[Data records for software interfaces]
/---

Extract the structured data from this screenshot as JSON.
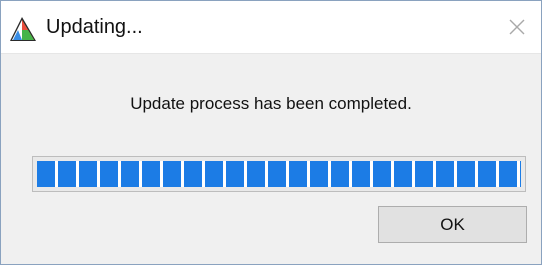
{
  "window": {
    "title": "Updating...",
    "icon": "app-icon",
    "close_icon": "close-icon"
  },
  "dialog": {
    "message": "Update process has been completed.",
    "progress_fraction": 1.0,
    "ok_label": "OK"
  },
  "colors": {
    "progress_fill": "#1c7ce5",
    "window_bg": "#f0f0f0"
  }
}
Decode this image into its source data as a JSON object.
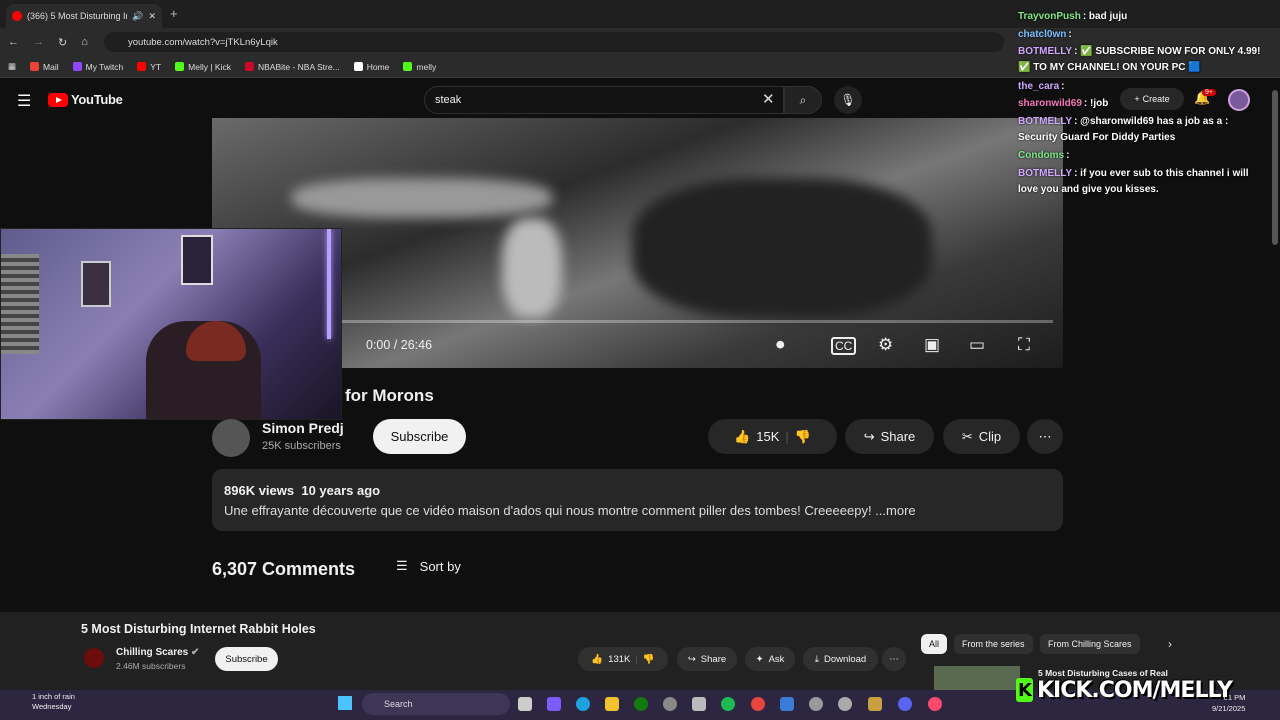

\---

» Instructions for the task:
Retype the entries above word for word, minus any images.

» Output of the task:
Extract the structured data from this screenshot as JSON.
{
  "window": {
    "title": "Updating...",
    "icon": "app-icon",
    "close_icon": "close-icon"
  },
  "dialog": {
    "message": "Update process has been completed.",
    "progress_fraction": 1.0,
    "ok_label": "OK"
  },
  "colors": {
    "progress_fill": "#1c7ce5",
    "window_bg": "#f0f0f0"
  }
}
Decode this image into its source data as a JSON object.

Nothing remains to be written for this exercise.